• [What you are asked to do]: Reproduce every record below exactly as written, leaving out any pictures.

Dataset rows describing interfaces
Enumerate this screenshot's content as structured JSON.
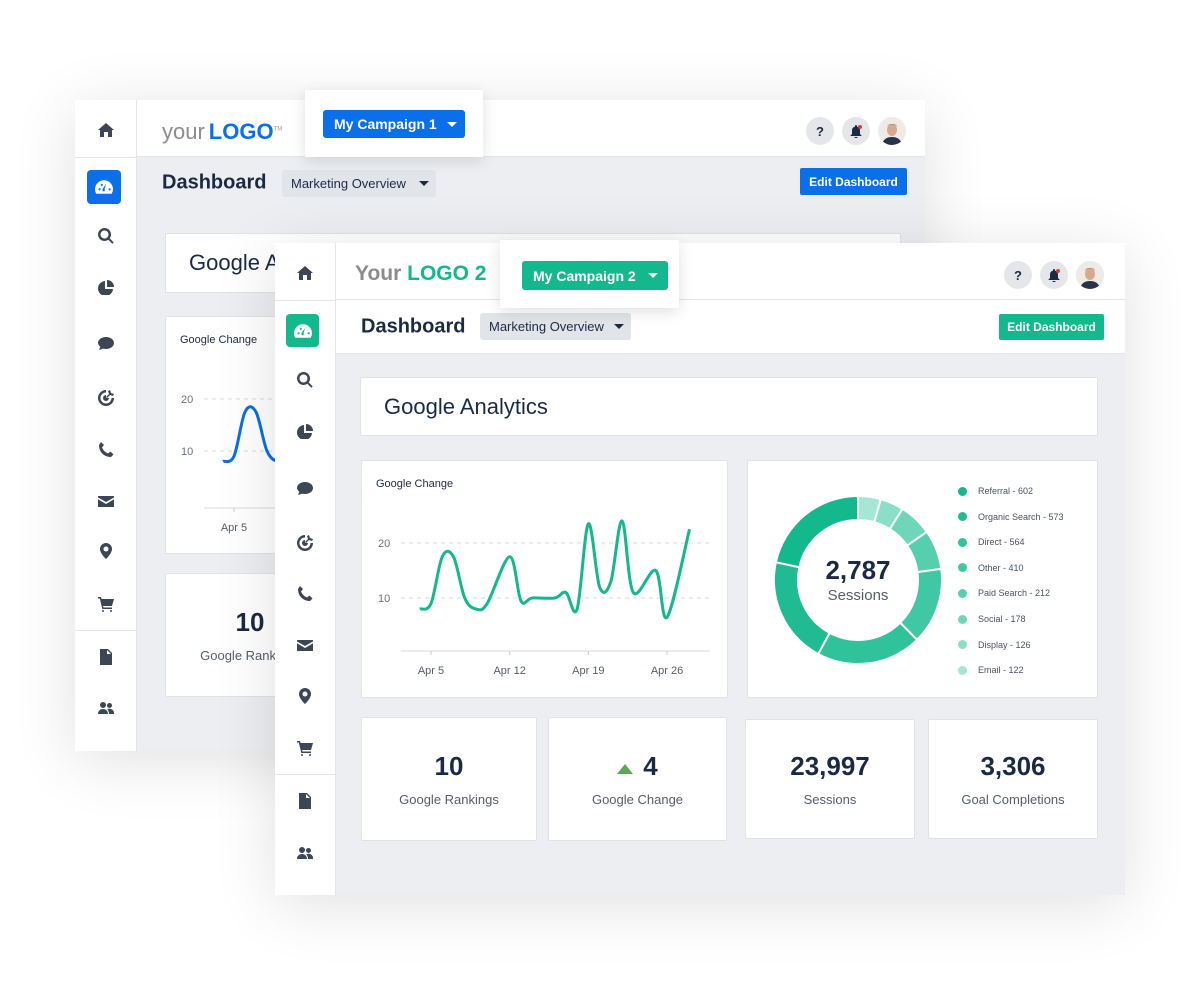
{
  "back_window": {
    "logo": {
      "prefix": "your",
      "brand": "LOGO",
      "tm": "TM"
    },
    "campaign_button": "My Campaign 1",
    "help_label": "?",
    "page_title": "Dashboard",
    "dashboard_select": "Marketing Overview",
    "edit_button": "Edit Dashboard",
    "section_title": "Google Analytics",
    "chart_title": "Google Change",
    "chart_yticks": [
      "20",
      "10"
    ],
    "chart_xtick": "Apr 5",
    "kpi": {
      "value": "10",
      "label": "Google Rankings"
    },
    "accent": "#0a6fe8"
  },
  "front_window": {
    "logo": {
      "prefix": "Your",
      "brand": "LOGO 2"
    },
    "campaign_button": "My Campaign 2",
    "help_label": "?",
    "page_title": "Dashboard",
    "dashboard_select": "Marketing Overview",
    "edit_button": "Edit Dashboard",
    "section_title": "Google Analytics",
    "accent": "#13b88c",
    "kpis": [
      {
        "value": "10",
        "label": "Google Rankings"
      },
      {
        "value": "4",
        "label": "Google Change",
        "trend": "up"
      },
      {
        "value": "23,997",
        "label": "Sessions"
      },
      {
        "value": "3,306",
        "label": "Goal Completions"
      }
    ]
  },
  "sidebar_icons": [
    "home-icon",
    "dashboard-icon",
    "search-icon",
    "pie-chart-icon",
    "chat-icon",
    "target-icon",
    "phone-icon",
    "mail-icon",
    "map-pin-icon",
    "cart-icon",
    "document-icon",
    "users-icon"
  ],
  "chart_data": [
    {
      "type": "line",
      "title": "Google Change",
      "xlabel": "",
      "ylabel": "",
      "x": [
        "Apr 4",
        "Apr 5",
        "Apr 6",
        "Apr 7",
        "Apr 8",
        "Apr 9",
        "Apr 10",
        "Apr 12",
        "Apr 13",
        "Apr 14",
        "Apr 16",
        "Apr 17",
        "Apr 18",
        "Apr 19",
        "Apr 20",
        "Apr 21",
        "Apr 22",
        "Apr 23",
        "Apr 25",
        "Apr 26",
        "Apr 28"
      ],
      "values": [
        8,
        9,
        17.5,
        17.5,
        10,
        8,
        9,
        17.5,
        9.5,
        10,
        10,
        11,
        8,
        23.5,
        12,
        13,
        24,
        11,
        15,
        6.5,
        22.5
      ],
      "yticks": [
        10,
        20
      ],
      "xticks": [
        "Apr 5",
        "Apr 12",
        "Apr 19",
        "Apr 26"
      ],
      "grid": "dashed horizontal",
      "color": "#13b88c"
    },
    {
      "type": "pie",
      "donut": true,
      "center_value": "2,787",
      "center_label": "Sessions",
      "legend_position": "right",
      "slices": [
        {
          "label": "Referral - 602",
          "value": 602,
          "color": "#13b88c"
        },
        {
          "label": "Organic Search - 573",
          "value": 573,
          "color": "#20bb93"
        },
        {
          "label": "Direct - 564",
          "value": 564,
          "color": "#2fc29b"
        },
        {
          "label": "Other - 410",
          "value": 410,
          "color": "#3fc8a3"
        },
        {
          "label": "Paid Search - 212",
          "value": 212,
          "color": "#55cfae"
        },
        {
          "label": "Social - 178",
          "value": 178,
          "color": "#6fd6ba"
        },
        {
          "label": "Display - 126",
          "value": 126,
          "color": "#8adfc8"
        },
        {
          "label": "Email - 122",
          "value": 122,
          "color": "#a5e6d5"
        }
      ]
    }
  ]
}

• [Answer space]:
Enumerate this screenshot's content as structured JSON.
{
  "back_window": {
    "logo": {
      "prefix": "your",
      "brand": "LOGO",
      "tm": "TM"
    },
    "campaign_button": "My Campaign 1",
    "help_label": "?",
    "page_title": "Dashboard",
    "dashboard_select": "Marketing Overview",
    "edit_button": "Edit Dashboard",
    "section_title": "Google Analytics",
    "chart_title": "Google Change",
    "chart_yticks": [
      "20",
      "10"
    ],
    "chart_xtick": "Apr 5",
    "kpi": {
      "value": "10",
      "label": "Google Rankings"
    },
    "accent": "#0a6fe8"
  },
  "front_window": {
    "logo": {
      "prefix": "Your",
      "brand": "LOGO 2"
    },
    "campaign_button": "My Campaign 2",
    "help_label": "?",
    "page_title": "Dashboard",
    "dashboard_select": "Marketing Overview",
    "edit_button": "Edit Dashboard",
    "section_title": "Google Analytics",
    "accent": "#13b88c",
    "kpis": [
      {
        "value": "10",
        "label": "Google Rankings"
      },
      {
        "value": "4",
        "label": "Google Change",
        "trend": "up"
      },
      {
        "value": "23,997",
        "label": "Sessions"
      },
      {
        "value": "3,306",
        "label": "Goal Completions"
      }
    ]
  },
  "sidebar_icons": [
    "home-icon",
    "dashboard-icon",
    "search-icon",
    "pie-chart-icon",
    "chat-icon",
    "target-icon",
    "phone-icon",
    "mail-icon",
    "map-pin-icon",
    "cart-icon",
    "document-icon",
    "users-icon"
  ],
  "chart_data": [
    {
      "type": "line",
      "title": "Google Change",
      "xlabel": "",
      "ylabel": "",
      "x": [
        "Apr 4",
        "Apr 5",
        "Apr 6",
        "Apr 7",
        "Apr 8",
        "Apr 9",
        "Apr 10",
        "Apr 12",
        "Apr 13",
        "Apr 14",
        "Apr 16",
        "Apr 17",
        "Apr 18",
        "Apr 19",
        "Apr 20",
        "Apr 21",
        "Apr 22",
        "Apr 23",
        "Apr 25",
        "Apr 26",
        "Apr 28"
      ],
      "values": [
        8,
        9,
        17.5,
        17.5,
        10,
        8,
        9,
        17.5,
        9.5,
        10,
        10,
        11,
        8,
        23.5,
        12,
        13,
        24,
        11,
        15,
        6.5,
        22.5
      ],
      "yticks": [
        10,
        20
      ],
      "xticks": [
        "Apr 5",
        "Apr 12",
        "Apr 19",
        "Apr 26"
      ],
      "grid": "dashed horizontal",
      "color": "#13b88c"
    },
    {
      "type": "pie",
      "donut": true,
      "center_value": "2,787",
      "center_label": "Sessions",
      "legend_position": "right",
      "slices": [
        {
          "label": "Referral - 602",
          "value": 602,
          "color": "#13b88c"
        },
        {
          "label": "Organic Search - 573",
          "value": 573,
          "color": "#20bb93"
        },
        {
          "label": "Direct - 564",
          "value": 564,
          "color": "#2fc29b"
        },
        {
          "label": "Other - 410",
          "value": 410,
          "color": "#3fc8a3"
        },
        {
          "label": "Paid Search - 212",
          "value": 212,
          "color": "#55cfae"
        },
        {
          "label": "Social - 178",
          "value": 178,
          "color": "#6fd6ba"
        },
        {
          "label": "Display - 126",
          "value": 126,
          "color": "#8adfc8"
        },
        {
          "label": "Email - 122",
          "value": 122,
          "color": "#a5e6d5"
        }
      ]
    }
  ]
}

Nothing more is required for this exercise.